**Exercise directions**. Every entry is to be restated exactly; pictures are not part of the copy.
The data START
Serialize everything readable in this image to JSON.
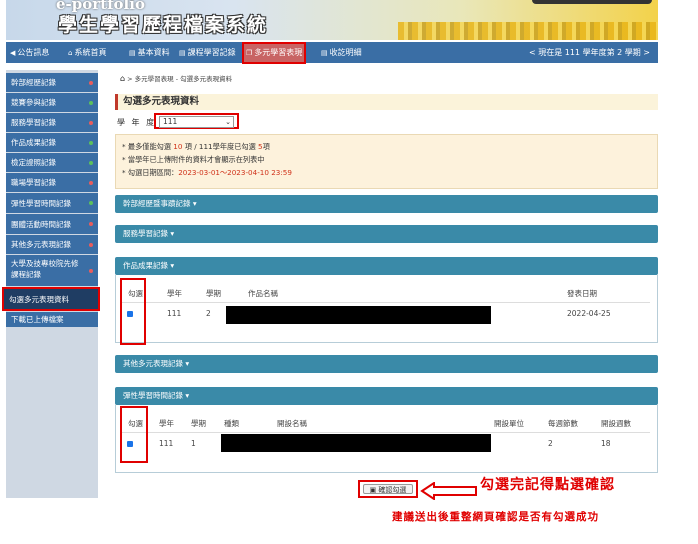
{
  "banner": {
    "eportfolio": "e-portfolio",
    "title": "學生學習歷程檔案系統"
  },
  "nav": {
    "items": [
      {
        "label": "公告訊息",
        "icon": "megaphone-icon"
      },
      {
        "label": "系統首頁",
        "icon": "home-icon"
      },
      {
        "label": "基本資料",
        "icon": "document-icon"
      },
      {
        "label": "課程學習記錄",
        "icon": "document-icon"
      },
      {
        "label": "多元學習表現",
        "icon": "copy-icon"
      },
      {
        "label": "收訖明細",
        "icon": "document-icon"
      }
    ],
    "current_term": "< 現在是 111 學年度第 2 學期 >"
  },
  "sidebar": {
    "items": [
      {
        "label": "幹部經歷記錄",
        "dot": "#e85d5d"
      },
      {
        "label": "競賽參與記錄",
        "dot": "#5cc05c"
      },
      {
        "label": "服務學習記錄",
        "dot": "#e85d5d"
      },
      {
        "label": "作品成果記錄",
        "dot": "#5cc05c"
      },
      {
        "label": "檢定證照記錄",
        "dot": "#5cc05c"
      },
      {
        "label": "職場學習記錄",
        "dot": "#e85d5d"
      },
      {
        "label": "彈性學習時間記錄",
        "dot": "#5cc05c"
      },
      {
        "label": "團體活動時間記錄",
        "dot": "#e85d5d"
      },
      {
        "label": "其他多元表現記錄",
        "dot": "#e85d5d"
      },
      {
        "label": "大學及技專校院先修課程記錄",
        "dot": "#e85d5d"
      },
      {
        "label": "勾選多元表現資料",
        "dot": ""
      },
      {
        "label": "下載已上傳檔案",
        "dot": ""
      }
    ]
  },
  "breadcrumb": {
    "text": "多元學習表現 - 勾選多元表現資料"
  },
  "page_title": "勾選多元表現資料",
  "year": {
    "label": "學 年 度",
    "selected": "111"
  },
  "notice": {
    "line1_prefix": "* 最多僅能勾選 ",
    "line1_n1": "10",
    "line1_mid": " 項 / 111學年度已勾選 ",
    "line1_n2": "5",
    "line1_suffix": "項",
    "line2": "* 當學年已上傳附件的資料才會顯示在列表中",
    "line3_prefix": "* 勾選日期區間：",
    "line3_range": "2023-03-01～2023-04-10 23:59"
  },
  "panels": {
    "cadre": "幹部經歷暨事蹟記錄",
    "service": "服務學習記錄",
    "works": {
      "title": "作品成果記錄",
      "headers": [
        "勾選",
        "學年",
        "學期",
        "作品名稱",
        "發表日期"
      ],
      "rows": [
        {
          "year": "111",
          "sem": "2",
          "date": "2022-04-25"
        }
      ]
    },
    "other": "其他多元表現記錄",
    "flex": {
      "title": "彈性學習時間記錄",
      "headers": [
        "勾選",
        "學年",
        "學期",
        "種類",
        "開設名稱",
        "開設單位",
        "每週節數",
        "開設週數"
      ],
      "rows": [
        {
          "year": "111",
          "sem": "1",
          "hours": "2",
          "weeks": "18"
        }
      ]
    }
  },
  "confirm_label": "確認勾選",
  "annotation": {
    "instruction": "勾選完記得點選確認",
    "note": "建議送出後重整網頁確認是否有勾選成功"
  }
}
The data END
**Problem solution**.
Serialize everything readable in this image to JSON.
{
  "banner": {
    "eportfolio": "e-portfolio",
    "title": "學生學習歷程檔案系統"
  },
  "nav": {
    "items": [
      {
        "label": "公告訊息",
        "icon": "megaphone-icon"
      },
      {
        "label": "系統首頁",
        "icon": "home-icon"
      },
      {
        "label": "基本資料",
        "icon": "document-icon"
      },
      {
        "label": "課程學習記錄",
        "icon": "document-icon"
      },
      {
        "label": "多元學習表現",
        "icon": "copy-icon"
      },
      {
        "label": "收訖明細",
        "icon": "document-icon"
      }
    ],
    "current_term": "< 現在是 111 學年度第 2 學期 >"
  },
  "sidebar": {
    "items": [
      {
        "label": "幹部經歷記錄",
        "dot": "#e85d5d"
      },
      {
        "label": "競賽參與記錄",
        "dot": "#5cc05c"
      },
      {
        "label": "服務學習記錄",
        "dot": "#e85d5d"
      },
      {
        "label": "作品成果記錄",
        "dot": "#5cc05c"
      },
      {
        "label": "檢定證照記錄",
        "dot": "#5cc05c"
      },
      {
        "label": "職場學習記錄",
        "dot": "#e85d5d"
      },
      {
        "label": "彈性學習時間記錄",
        "dot": "#5cc05c"
      },
      {
        "label": "團體活動時間記錄",
        "dot": "#e85d5d"
      },
      {
        "label": "其他多元表現記錄",
        "dot": "#e85d5d"
      },
      {
        "label": "大學及技專校院先修課程記錄",
        "dot": "#e85d5d"
      },
      {
        "label": "勾選多元表現資料",
        "dot": ""
      },
      {
        "label": "下載已上傳檔案",
        "dot": ""
      }
    ]
  },
  "breadcrumb": {
    "text": "多元學習表現 - 勾選多元表現資料"
  },
  "page_title": "勾選多元表現資料",
  "year": {
    "label": "學 年 度",
    "selected": "111"
  },
  "notice": {
    "line1_prefix": "* 最多僅能勾選 ",
    "line1_n1": "10",
    "line1_mid": " 項 / 111學年度已勾選 ",
    "line1_n2": "5",
    "line1_suffix": "項",
    "line2": "* 當學年已上傳附件的資料才會顯示在列表中",
    "line3_prefix": "* 勾選日期區間：",
    "line3_range": "2023-03-01～2023-04-10 23:59"
  },
  "panels": {
    "cadre": "幹部經歷暨事蹟記錄",
    "service": "服務學習記錄",
    "works": {
      "title": "作品成果記錄",
      "headers": [
        "勾選",
        "學年",
        "學期",
        "作品名稱",
        "發表日期"
      ],
      "rows": [
        {
          "year": "111",
          "sem": "2",
          "date": "2022-04-25"
        }
      ]
    },
    "other": "其他多元表現記錄",
    "flex": {
      "title": "彈性學習時間記錄",
      "headers": [
        "勾選",
        "學年",
        "學期",
        "種類",
        "開設名稱",
        "開設單位",
        "每週節數",
        "開設週數"
      ],
      "rows": [
        {
          "year": "111",
          "sem": "1",
          "hours": "2",
          "weeks": "18"
        }
      ]
    }
  },
  "confirm_label": "確認勾選",
  "annotation": {
    "instruction": "勾選完記得點選確認",
    "note": "建議送出後重整網頁確認是否有勾選成功"
  }
}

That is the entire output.